## The task
Every line in the data below that holds "label" should be found and copied.

====================

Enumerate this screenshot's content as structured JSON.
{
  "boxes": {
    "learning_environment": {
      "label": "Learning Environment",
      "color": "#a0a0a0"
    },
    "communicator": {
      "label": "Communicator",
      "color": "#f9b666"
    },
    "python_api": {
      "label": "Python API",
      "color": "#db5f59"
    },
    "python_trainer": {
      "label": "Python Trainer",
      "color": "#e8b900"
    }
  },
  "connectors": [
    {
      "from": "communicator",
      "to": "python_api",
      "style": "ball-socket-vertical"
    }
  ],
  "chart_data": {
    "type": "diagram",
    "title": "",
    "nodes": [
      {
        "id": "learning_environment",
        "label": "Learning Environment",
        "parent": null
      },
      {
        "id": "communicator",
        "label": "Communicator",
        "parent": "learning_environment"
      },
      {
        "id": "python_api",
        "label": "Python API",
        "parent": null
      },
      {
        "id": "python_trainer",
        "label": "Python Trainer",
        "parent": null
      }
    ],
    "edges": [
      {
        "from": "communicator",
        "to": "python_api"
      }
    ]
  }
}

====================

## Answer area
      "label": "Learning Environment",
      "label": "Communicator",
      "label": "Python API",
      "label": "Python Trainer",
        "label": "Learning Environment",
        "label": "Communicator",
        "label": "Python API",
        "label": "Python Trainer",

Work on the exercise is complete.